*TASK DETAILS*
Below are the records; copy every line in them that holds the string "AERODROME".

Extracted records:
---*---

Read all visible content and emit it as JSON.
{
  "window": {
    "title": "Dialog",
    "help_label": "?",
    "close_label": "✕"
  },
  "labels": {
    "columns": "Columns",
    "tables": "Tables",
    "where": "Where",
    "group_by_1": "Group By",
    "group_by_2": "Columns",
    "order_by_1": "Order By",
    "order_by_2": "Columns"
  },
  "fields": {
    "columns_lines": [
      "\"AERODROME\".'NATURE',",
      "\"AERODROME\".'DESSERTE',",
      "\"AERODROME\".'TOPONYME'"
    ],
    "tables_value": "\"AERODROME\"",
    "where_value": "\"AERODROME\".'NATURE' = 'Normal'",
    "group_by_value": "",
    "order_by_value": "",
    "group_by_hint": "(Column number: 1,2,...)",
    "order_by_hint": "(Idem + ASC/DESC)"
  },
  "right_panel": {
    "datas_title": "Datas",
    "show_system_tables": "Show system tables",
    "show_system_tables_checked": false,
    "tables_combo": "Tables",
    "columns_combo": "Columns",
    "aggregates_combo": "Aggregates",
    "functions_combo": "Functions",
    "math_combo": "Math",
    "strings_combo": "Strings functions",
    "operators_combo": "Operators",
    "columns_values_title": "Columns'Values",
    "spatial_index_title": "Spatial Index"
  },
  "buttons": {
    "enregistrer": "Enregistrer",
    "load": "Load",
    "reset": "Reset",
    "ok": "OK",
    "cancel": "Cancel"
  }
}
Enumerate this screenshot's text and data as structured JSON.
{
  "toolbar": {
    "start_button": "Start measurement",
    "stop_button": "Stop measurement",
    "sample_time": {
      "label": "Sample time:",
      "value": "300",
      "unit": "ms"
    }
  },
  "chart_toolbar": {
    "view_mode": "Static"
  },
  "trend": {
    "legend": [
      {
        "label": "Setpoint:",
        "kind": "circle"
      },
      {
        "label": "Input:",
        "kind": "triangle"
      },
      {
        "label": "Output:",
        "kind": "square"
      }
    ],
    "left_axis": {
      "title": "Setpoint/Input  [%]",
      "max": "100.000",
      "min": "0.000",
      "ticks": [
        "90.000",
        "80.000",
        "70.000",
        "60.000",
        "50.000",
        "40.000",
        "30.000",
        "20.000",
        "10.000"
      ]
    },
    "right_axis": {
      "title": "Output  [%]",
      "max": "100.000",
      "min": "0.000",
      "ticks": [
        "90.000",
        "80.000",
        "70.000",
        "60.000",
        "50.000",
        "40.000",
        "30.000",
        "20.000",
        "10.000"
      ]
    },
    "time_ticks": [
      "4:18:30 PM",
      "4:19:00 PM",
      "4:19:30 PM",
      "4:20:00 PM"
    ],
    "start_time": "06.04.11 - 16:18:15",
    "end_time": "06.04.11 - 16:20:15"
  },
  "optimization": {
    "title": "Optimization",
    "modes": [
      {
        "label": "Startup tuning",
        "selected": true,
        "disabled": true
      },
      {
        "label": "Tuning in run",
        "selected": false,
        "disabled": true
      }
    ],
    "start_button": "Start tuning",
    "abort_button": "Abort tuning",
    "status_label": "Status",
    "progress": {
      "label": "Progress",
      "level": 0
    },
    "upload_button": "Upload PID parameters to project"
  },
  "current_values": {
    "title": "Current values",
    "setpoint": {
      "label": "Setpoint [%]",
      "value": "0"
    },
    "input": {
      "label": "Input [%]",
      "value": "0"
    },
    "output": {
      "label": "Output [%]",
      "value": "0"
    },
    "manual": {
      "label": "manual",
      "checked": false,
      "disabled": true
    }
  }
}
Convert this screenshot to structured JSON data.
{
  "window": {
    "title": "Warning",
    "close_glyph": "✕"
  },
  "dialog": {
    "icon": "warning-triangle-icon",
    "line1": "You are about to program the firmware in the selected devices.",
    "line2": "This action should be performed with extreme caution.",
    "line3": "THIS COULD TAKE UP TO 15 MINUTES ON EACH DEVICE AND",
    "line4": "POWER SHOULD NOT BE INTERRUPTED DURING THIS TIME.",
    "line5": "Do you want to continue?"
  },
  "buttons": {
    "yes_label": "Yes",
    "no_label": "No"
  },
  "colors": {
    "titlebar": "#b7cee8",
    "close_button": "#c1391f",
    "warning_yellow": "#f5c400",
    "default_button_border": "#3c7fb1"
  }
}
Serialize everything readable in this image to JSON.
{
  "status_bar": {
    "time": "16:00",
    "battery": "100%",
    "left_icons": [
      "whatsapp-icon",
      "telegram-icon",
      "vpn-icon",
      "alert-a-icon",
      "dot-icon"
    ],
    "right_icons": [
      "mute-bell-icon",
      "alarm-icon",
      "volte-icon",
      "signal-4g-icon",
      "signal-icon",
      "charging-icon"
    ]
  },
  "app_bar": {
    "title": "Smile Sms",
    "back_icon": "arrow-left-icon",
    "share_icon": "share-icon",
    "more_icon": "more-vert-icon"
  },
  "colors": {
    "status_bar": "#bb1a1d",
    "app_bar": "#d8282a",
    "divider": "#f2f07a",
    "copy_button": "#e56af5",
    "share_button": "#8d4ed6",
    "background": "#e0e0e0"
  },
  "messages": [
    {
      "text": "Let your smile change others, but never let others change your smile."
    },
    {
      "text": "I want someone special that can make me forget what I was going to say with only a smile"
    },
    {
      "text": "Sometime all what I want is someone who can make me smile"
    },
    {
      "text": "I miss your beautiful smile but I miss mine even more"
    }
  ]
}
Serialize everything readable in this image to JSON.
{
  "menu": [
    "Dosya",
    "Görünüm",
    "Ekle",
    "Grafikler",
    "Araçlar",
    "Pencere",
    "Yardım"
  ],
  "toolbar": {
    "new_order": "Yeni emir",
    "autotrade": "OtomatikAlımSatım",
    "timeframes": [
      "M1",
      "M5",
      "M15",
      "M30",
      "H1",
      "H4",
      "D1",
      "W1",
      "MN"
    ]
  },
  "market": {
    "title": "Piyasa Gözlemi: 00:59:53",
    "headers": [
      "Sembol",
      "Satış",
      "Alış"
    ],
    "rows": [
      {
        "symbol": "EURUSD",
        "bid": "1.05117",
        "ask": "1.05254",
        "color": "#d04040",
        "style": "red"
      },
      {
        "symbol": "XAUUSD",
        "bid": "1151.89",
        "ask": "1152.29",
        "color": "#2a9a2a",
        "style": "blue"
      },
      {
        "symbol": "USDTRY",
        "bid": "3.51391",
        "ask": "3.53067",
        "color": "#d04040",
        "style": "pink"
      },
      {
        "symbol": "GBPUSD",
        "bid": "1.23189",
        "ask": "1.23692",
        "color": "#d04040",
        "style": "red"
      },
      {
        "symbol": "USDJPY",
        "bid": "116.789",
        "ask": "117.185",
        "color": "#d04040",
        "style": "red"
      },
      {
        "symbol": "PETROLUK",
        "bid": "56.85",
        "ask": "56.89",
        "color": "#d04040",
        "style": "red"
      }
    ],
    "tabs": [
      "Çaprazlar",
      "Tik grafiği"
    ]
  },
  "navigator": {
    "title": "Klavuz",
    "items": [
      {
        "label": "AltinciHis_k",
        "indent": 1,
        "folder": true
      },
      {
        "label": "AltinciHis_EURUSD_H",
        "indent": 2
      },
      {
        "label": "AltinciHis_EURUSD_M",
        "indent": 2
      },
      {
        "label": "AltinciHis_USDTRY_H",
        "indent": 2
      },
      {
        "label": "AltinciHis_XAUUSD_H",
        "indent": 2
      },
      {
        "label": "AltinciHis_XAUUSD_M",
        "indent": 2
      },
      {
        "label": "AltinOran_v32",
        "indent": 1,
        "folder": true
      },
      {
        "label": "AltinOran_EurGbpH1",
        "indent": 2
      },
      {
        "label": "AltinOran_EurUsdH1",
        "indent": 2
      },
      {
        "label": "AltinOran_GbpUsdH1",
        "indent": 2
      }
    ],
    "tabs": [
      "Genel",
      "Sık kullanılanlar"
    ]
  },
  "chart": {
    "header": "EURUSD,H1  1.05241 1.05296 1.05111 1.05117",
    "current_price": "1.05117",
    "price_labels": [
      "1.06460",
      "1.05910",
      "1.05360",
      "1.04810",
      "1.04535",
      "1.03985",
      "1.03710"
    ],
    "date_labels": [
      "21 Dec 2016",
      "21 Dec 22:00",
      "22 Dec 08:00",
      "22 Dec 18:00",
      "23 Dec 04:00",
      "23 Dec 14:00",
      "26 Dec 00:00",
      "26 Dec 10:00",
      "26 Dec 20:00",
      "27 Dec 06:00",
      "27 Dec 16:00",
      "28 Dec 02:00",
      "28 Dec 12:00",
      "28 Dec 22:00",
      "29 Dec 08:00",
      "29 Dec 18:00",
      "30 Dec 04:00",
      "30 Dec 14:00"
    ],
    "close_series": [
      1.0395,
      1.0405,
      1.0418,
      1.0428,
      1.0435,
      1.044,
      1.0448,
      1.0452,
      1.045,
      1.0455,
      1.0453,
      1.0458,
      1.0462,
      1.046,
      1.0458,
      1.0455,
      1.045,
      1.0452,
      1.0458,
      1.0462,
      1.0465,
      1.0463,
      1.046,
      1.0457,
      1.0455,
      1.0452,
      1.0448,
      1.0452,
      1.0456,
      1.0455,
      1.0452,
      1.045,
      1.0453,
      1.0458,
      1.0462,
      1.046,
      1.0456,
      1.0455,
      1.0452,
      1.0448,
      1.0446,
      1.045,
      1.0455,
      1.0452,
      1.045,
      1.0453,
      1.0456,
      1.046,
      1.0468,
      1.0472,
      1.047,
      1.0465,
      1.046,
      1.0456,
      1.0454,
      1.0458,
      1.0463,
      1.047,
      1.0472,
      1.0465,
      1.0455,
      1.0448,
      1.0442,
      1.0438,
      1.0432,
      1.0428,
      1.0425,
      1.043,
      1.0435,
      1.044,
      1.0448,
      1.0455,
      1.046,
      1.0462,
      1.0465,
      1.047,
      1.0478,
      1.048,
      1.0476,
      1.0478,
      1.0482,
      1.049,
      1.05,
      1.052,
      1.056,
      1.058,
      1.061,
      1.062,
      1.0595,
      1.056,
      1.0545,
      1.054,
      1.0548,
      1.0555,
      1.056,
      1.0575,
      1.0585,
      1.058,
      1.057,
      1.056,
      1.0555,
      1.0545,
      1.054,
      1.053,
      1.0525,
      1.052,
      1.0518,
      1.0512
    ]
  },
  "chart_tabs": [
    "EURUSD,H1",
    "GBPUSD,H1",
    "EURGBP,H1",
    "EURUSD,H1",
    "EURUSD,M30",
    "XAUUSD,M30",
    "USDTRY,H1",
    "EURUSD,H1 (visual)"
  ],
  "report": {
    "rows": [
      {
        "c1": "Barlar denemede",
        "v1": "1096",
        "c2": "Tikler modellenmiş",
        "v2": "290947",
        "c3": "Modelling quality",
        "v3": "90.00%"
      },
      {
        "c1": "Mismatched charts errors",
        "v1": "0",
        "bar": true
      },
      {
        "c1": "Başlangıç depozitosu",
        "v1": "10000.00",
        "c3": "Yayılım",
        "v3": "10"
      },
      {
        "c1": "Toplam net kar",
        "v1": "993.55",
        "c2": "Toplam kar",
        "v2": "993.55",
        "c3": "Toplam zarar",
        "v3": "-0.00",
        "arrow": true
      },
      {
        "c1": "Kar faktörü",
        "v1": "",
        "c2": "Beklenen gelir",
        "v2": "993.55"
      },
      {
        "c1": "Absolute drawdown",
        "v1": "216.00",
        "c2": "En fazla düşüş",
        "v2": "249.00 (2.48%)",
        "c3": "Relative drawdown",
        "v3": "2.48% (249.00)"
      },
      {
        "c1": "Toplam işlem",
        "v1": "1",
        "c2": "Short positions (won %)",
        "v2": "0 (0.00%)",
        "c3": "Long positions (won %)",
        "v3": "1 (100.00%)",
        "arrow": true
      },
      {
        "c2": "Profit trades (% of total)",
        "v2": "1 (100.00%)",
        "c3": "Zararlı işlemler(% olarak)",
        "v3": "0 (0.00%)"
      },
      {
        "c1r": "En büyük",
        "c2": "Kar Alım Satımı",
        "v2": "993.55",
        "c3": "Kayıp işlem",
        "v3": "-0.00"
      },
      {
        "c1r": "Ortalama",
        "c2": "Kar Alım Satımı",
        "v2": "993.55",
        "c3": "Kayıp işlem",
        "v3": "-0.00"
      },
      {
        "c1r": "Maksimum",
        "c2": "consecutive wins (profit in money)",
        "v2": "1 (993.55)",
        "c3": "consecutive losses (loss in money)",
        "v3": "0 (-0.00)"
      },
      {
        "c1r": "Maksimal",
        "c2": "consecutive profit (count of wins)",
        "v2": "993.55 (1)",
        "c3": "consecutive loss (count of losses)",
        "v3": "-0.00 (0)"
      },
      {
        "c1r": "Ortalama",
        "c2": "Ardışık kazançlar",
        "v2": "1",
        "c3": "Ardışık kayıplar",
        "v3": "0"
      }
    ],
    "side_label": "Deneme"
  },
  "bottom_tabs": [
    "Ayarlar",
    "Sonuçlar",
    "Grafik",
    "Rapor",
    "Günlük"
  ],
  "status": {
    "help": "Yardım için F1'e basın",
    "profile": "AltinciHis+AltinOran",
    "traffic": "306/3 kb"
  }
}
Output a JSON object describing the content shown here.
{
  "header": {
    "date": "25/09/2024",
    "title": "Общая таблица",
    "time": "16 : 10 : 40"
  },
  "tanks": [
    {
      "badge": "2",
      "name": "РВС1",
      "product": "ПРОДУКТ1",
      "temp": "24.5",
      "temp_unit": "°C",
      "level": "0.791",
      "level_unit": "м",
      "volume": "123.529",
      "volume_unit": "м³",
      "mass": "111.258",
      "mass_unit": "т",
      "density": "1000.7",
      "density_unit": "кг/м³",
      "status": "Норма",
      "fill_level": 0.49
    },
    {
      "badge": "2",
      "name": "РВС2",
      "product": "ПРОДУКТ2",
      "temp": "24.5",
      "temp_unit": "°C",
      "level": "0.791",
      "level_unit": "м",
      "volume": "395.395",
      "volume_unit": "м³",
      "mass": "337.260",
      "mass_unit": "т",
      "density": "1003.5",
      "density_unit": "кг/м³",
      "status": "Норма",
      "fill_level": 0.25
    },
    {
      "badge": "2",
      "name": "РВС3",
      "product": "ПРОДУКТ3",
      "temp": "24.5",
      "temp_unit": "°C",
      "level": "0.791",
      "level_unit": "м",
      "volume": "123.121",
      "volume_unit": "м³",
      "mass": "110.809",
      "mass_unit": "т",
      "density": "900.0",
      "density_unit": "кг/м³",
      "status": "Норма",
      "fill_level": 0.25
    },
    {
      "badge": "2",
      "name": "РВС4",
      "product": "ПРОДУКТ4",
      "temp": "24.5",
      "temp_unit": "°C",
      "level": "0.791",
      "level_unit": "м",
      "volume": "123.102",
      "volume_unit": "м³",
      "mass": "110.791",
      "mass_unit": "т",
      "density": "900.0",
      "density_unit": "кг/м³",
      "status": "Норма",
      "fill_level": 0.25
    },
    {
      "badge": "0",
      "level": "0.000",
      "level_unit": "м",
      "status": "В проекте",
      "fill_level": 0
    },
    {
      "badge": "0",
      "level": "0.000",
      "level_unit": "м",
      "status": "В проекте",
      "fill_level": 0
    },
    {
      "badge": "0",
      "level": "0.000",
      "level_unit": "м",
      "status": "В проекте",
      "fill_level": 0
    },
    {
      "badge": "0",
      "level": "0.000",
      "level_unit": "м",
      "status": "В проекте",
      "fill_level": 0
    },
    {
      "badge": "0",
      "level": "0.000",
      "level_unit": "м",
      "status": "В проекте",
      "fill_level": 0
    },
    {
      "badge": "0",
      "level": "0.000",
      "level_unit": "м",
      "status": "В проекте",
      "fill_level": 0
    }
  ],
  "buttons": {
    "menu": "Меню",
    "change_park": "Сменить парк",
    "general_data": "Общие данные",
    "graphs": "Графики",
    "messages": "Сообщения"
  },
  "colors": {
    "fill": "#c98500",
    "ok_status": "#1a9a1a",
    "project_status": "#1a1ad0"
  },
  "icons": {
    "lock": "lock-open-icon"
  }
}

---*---

*FINAL ANSWER*
      "\"AERODROME\".'NATURE',",
      "\"AERODROME\".'DESSERTE',",
      "\"AERODROME\".'TOPONYME'"
    "tables_value": "\"AERODROME\"",
    "where_value": "\"AERODROME\".'NATURE' = 'Normal'",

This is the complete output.